START Source data

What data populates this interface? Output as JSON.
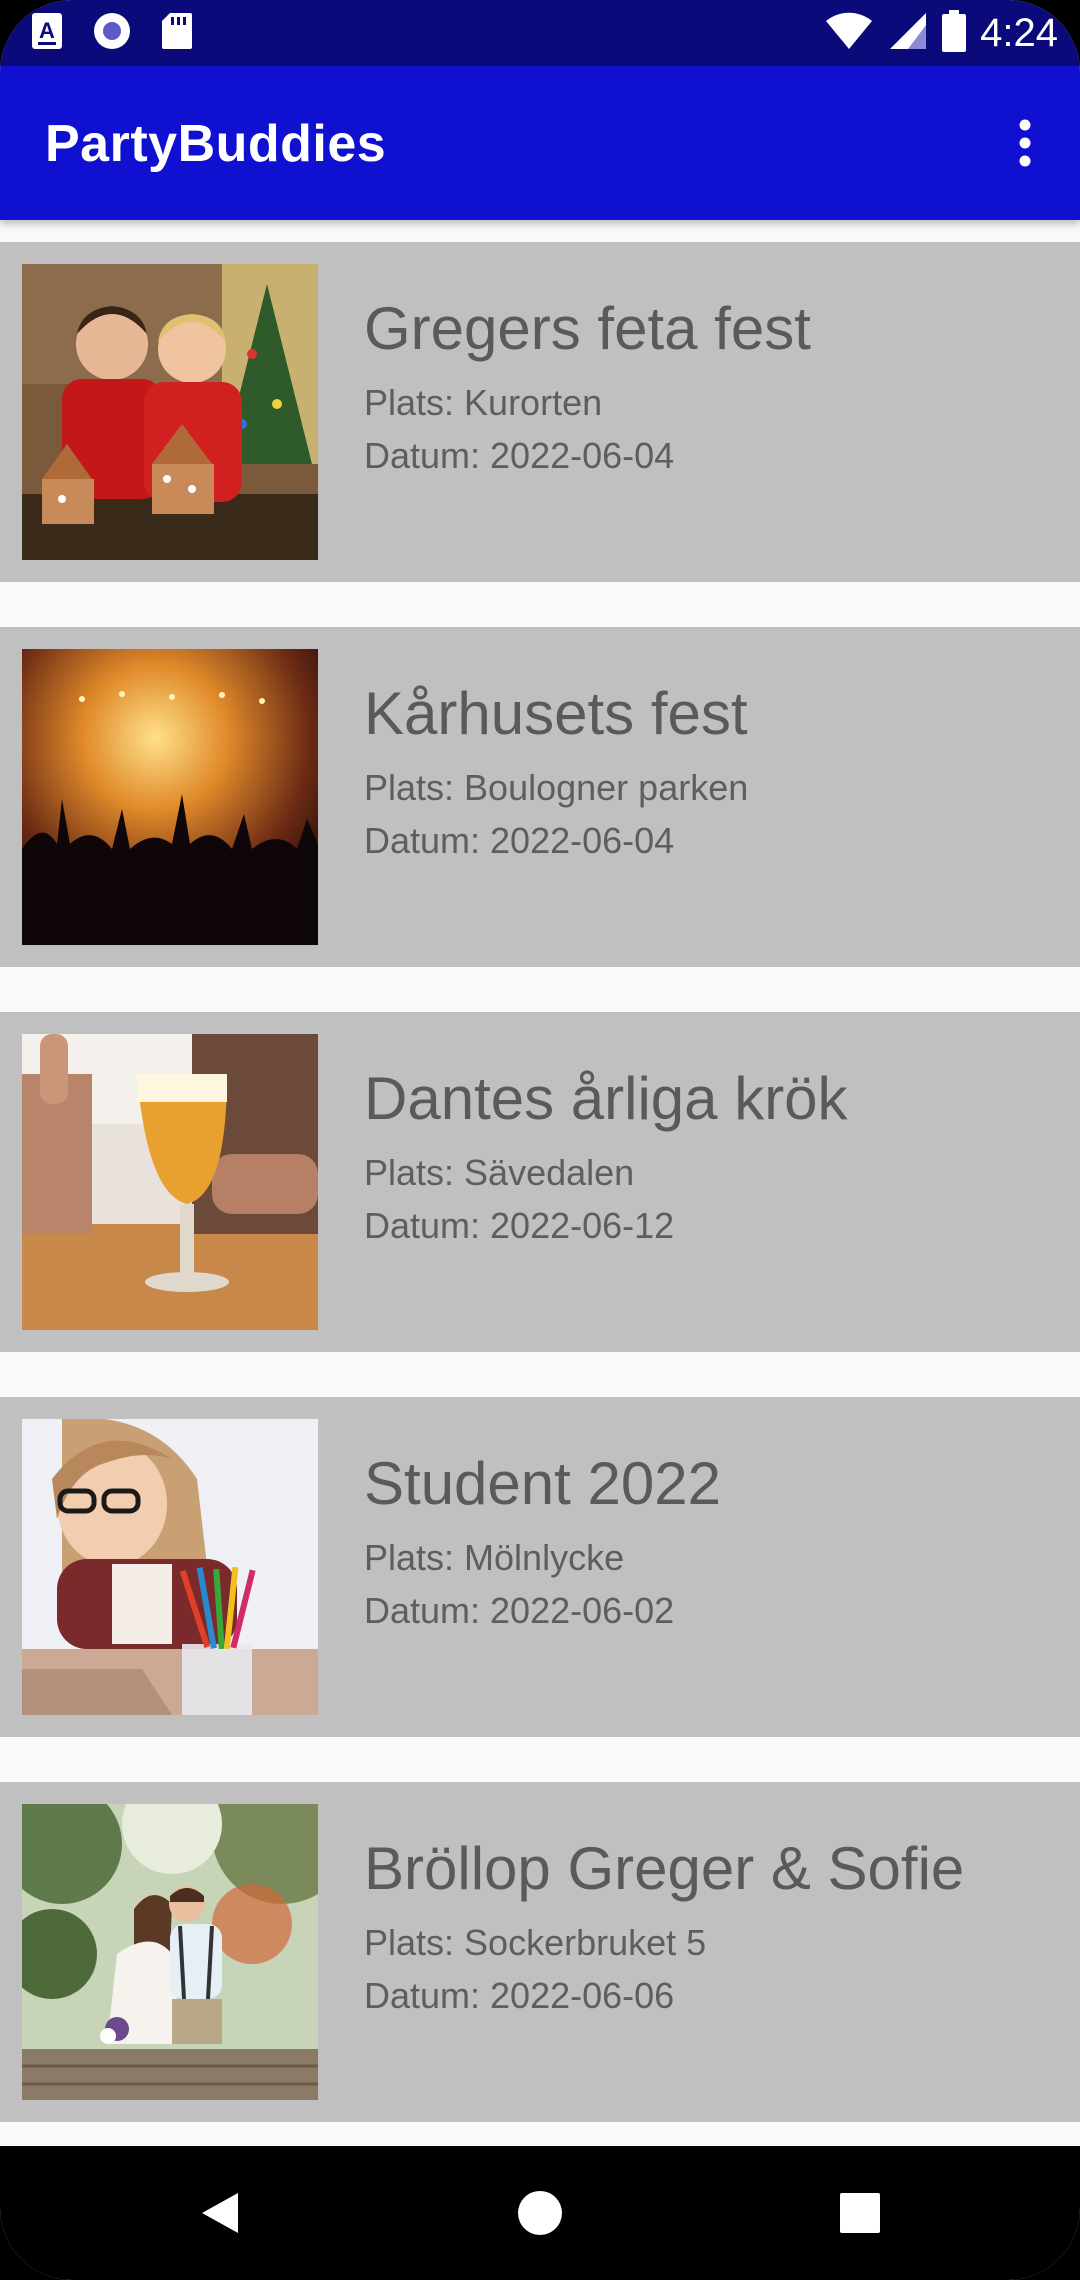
{
  "status_bar": {
    "time": "4:24",
    "icons": [
      "accessibility-a-icon",
      "record-circle-icon",
      "sd-card-icon",
      "wifi-icon",
      "cell-signal-icon",
      "battery-icon"
    ]
  },
  "app_bar": {
    "title": "PartyBuddies",
    "menu_icon": "more-vert-icon",
    "background_color": "#1010d0"
  },
  "parties": [
    {
      "title": "Gregers feta fest",
      "place": "Plats: Kurorten",
      "date": "Datum: 2022-06-04",
      "image": "two-boys-gingerbread-houses-photo"
    },
    {
      "title": "Kårhusets fest",
      "place": "Plats: Boulogner parken",
      "date": "Datum: 2022-06-04",
      "image": "concert-crowd-photo"
    },
    {
      "title": "Dantes årliga krök",
      "place": "Plats: Sävedalen",
      "date": "Datum: 2022-06-12",
      "image": "beer-glass-thumbs-up-photo"
    },
    {
      "title": "Student 2022",
      "place": "Plats: Mölnlycke",
      "date": "Datum: 2022-06-02",
      "image": "student-with-pencils-photo"
    },
    {
      "title": "Bröllop Greger & Sofie",
      "place": "Plats: Sockerbruket 5",
      "date": "Datum: 2022-06-06",
      "image": "wedding-couple-photo"
    }
  ],
  "nav_bar": {
    "buttons": [
      "back-icon",
      "home-icon",
      "recents-icon"
    ]
  }
}
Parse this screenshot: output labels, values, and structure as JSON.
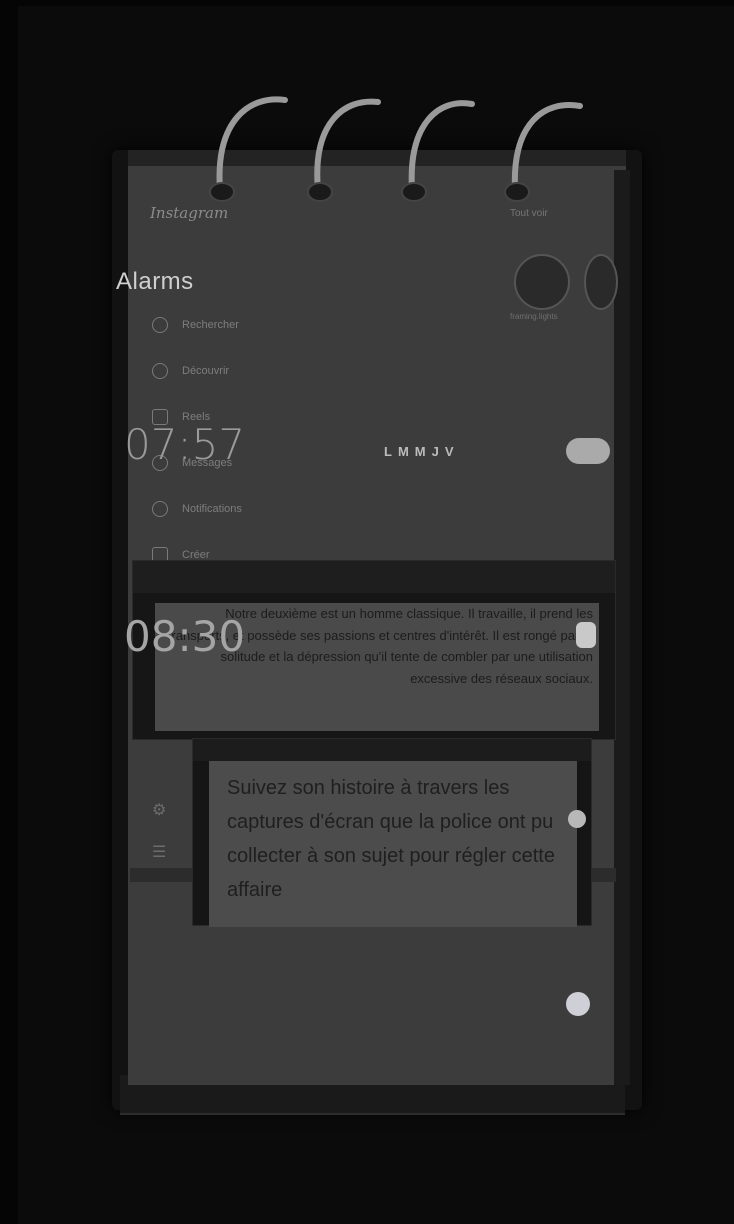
{
  "instagram": {
    "logo": "Instagram",
    "top_right": "Tout voir",
    "nav": [
      "Rechercher",
      "Découvrir",
      "Reels",
      "Messages",
      "Notifications",
      "Créer"
    ],
    "story_label_1": "framing.lights"
  },
  "alarm": {
    "title": "Alarms",
    "time_1": "07:57",
    "days_1": "LMMJV",
    "time_2": "08:30"
  },
  "text_window_1": {
    "paragraph": "Notre deuxième est un homme classique. Il travaille, il prend les transports, et possède ses passions et centres d'intérêt. Il est rongé par la solitude et la dépression qu'il tente de combler par une utilisation excessive des réseaux sociaux."
  },
  "text_window_2": {
    "paragraph": "Suivez son histoire à travers les captures d'écran que la police ont pu collecter à son sujet pour régler cette affaire"
  },
  "colors": {
    "background": "#050505",
    "page": "#3c3c3c"
  }
}
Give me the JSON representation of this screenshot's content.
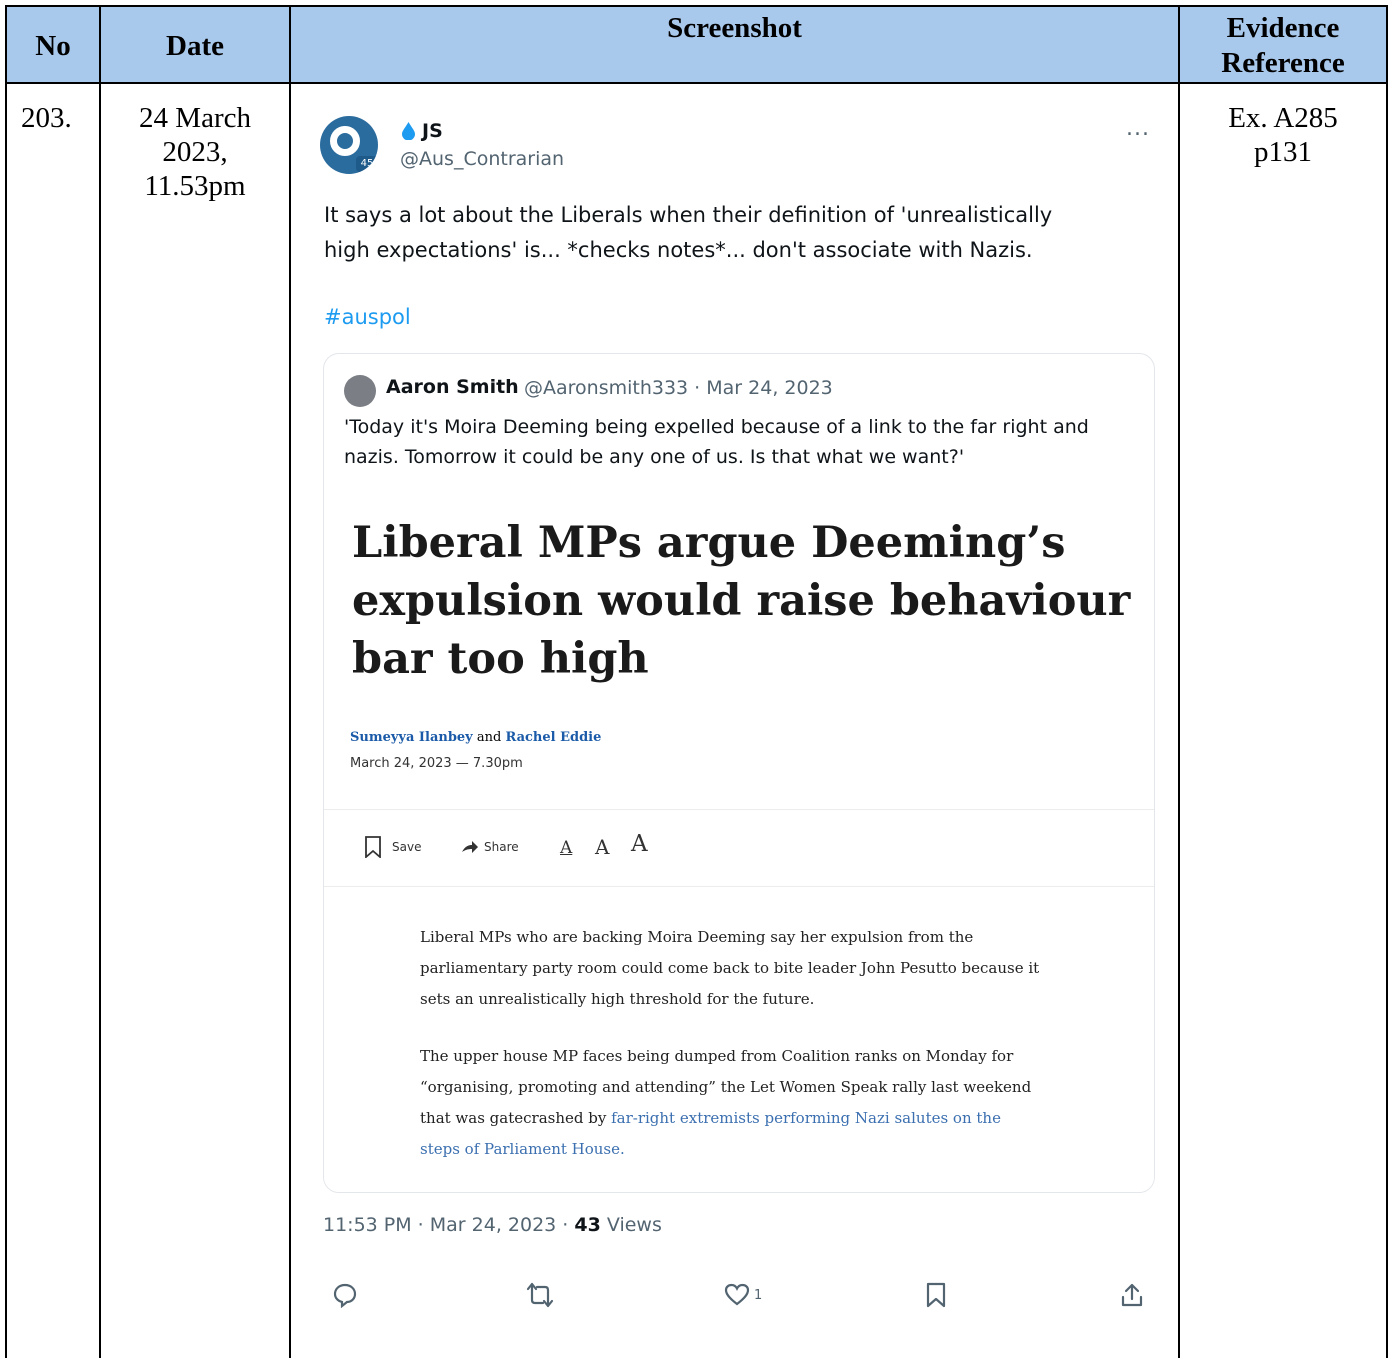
{
  "table": {
    "headers": {
      "no": "No",
      "date": "Date",
      "screenshot": "Screenshot",
      "evidence_line1": "Evidence",
      "evidence_line2": "Reference"
    },
    "row": {
      "no": "203.",
      "date_line1": "24 March",
      "date_line2": "2023,",
      "date_line3": "11.53pm",
      "evidence_line1": "Ex. A285",
      "evidence_line2": "p131"
    }
  },
  "tweet": {
    "display_name": "JS",
    "handle": "@Aus_Contrarian",
    "avatar_badge": "45",
    "more_label": "...",
    "text_line1": "It says a lot about the Liberals when their definition of 'unrealistically",
    "text_line2": "high expectations' is... *checks notes*...  don't associate with Nazis.",
    "hashtag": "#auspol",
    "quote": {
      "name": "Aaron Smith",
      "meta": "@Aaronsmith333 · Mar 24, 2023",
      "text_line1": "'Today it's Moira Deeming being expelled because of a link to the far right and",
      "text_line2": "nazis. Tomorrow it could be any one of us. Is that what we want?'",
      "article": {
        "headline_line1": "Liberal MPs argue Deeming’s",
        "headline_line2": "expulsion would raise behaviour",
        "headline_line3": "bar too high",
        "author1": "Sumeyya Ilanbey",
        "and": "and",
        "author2": "Rachel Eddie",
        "date": "March 24, 2023 — 7.30pm",
        "save_label": "Save",
        "share_label": "Share",
        "font_small": "A",
        "font_medium": "A",
        "font_large": "A",
        "p1_line1": "Liberal MPs who are backing Moira Deeming say her expulsion from the",
        "p1_line2": "parliamentary party room could come back to bite leader John Pesutto because it",
        "p1_line3": "sets an unrealistically high threshold for the future.",
        "p2_line1": "The upper house MP faces being dumped from Coalition ranks on Monday for",
        "p2_line2": "“organising, promoting and attending” the Let Women Speak rally last weekend",
        "p2_line3_plain": "that was gatecrashed by ",
        "p2_line3_link": "far-right extremists performing Nazi salutes on the",
        "p2_line4_link": "steps of Parliament House."
      }
    },
    "timestamp": "11:53 PM · Mar 24, 2023 · ",
    "views_count": "43",
    "views_label": " Views",
    "likes_count": "1"
  },
  "colors": {
    "header_bg": "#a9c9ec",
    "link_blue": "#1d9bf0",
    "author_blue": "#1a5aa8"
  }
}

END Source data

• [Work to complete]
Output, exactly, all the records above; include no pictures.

• [Result of this exercise]
What data populates this interface? Output as JSON.
{
  "status_bar": {
    "time": "4:24",
    "icons": [
      "accessibility-a-icon",
      "record-circle-icon",
      "sd-card-icon",
      "wifi-icon",
      "cell-signal-icon",
      "battery-icon"
    ]
  },
  "app_bar": {
    "title": "PartyBuddies",
    "menu_icon": "more-vert-icon",
    "background_color": "#1010d0"
  },
  "parties": [
    {
      "title": "Gregers feta fest",
      "place": "Plats: Kurorten",
      "date": "Datum: 2022-06-04",
      "image": "two-boys-gingerbread-houses-photo"
    },
    {
      "title": "Kårhusets fest",
      "place": "Plats: Boulogner parken",
      "date": "Datum: 2022-06-04",
      "image": "concert-crowd-photo"
    },
    {
      "title": "Dantes årliga krök",
      "place": "Plats: Sävedalen",
      "date": "Datum: 2022-06-12",
      "image": "beer-glass-thumbs-up-photo"
    },
    {
      "title": "Student 2022",
      "place": "Plats: Mölnlycke",
      "date": "Datum: 2022-06-02",
      "image": "student-with-pencils-photo"
    },
    {
      "title": "Bröllop Greger & Sofie",
      "place": "Plats: Sockerbruket 5",
      "date": "Datum: 2022-06-06",
      "image": "wedding-couple-photo"
    }
  ],
  "nav_bar": {
    "buttons": [
      "back-icon",
      "home-icon",
      "recents-icon"
    ]
  }
}
Parse this screenshot: output labels, values, and structure as JSON.
{
  "instagram": {
    "logo": "Instagram",
    "top_right": "Tout voir",
    "nav": [
      "Rechercher",
      "Découvrir",
      "Reels",
      "Messages",
      "Notifications",
      "Créer"
    ],
    "story_label_1": "framing.lights"
  },
  "alarm": {
    "title": "Alarms",
    "time_1": "07:57",
    "days_1": "LMMJV",
    "time_2": "08:30"
  },
  "text_window_1": {
    "paragraph": "Notre deuxième est un homme classique. Il travaille, il prend les transports, et possède ses passions et centres d'intérêt. Il est rongé par la solitude et la dépression qu'il tente de combler par une utilisation excessive des réseaux sociaux."
  },
  "text_window_2": {
    "paragraph": "Suivez son histoire à travers les captures d'écran que la police ont pu collecter à son sujet pour régler cette affaire"
  },
  "colors": {
    "background": "#050505",
    "page": "#3c3c3c"
  }
}
Give me the JSON representation of this screenshot's content.
{
  "table": {
    "headers": {
      "no": "No",
      "date": "Date",
      "screenshot": "Screenshot",
      "evidence_line1": "Evidence",
      "evidence_line2": "Reference"
    },
    "row": {
      "no": "203.",
      "date_line1": "24 March",
      "date_line2": "2023,",
      "date_line3": "11.53pm",
      "evidence_line1": "Ex. A285",
      "evidence_line2": "p131"
    }
  },
  "tweet": {
    "display_name": "JS",
    "handle": "@Aus_Contrarian",
    "avatar_badge": "45",
    "more_label": "...",
    "text_line1": "It says a lot about the Liberals when their definition of 'unrealistically",
    "text_line2": "high expectations' is... *checks notes*...  don't associate with Nazis.",
    "hashtag": "#auspol",
    "quote": {
      "name": "Aaron Smith",
      "meta": "@Aaronsmith333 · Mar 24, 2023",
      "text_line1": "'Today it's Moira Deeming being expelled because of a link to the far right and",
      "text_line2": "nazis. Tomorrow it could be any one of us. Is that what we want?'",
      "article": {
        "headline_line1": "Liberal MPs argue Deeming’s",
        "headline_line2": "expulsion would raise behaviour",
        "headline_line3": "bar too high",
        "author1": "Sumeyya Ilanbey",
        "and": "and",
        "author2": "Rachel Eddie",
        "date": "March 24, 2023 — 7.30pm",
        "save_label": "Save",
        "share_label": "Share",
        "font_small": "A",
        "font_medium": "A",
        "font_large": "A",
        "p1_line1": "Liberal MPs who are backing Moira Deeming say her expulsion from the",
        "p1_line2": "parliamentary party room could come back to bite leader John Pesutto because it",
        "p1_line3": "sets an unrealistically high threshold for the future.",
        "p2_line1": "The upper house MP faces being dumped from Coalition ranks on Monday for",
        "p2_line2": "“organising, promoting and attending” the Let Women Speak rally last weekend",
        "p2_line3_plain": "that was gatecrashed by ",
        "p2_line3_link": "far-right extremists performing Nazi salutes on the",
        "p2_line4_link": "steps of Parliament House."
      }
    },
    "timestamp": "11:53 PM · Mar 24, 2023 · ",
    "views_count": "43",
    "views_label": " Views",
    "likes_count": "1"
  },
  "colors": {
    "header_bg": "#a9c9ec",
    "link_blue": "#1d9bf0",
    "author_blue": "#1a5aa8"
  }
}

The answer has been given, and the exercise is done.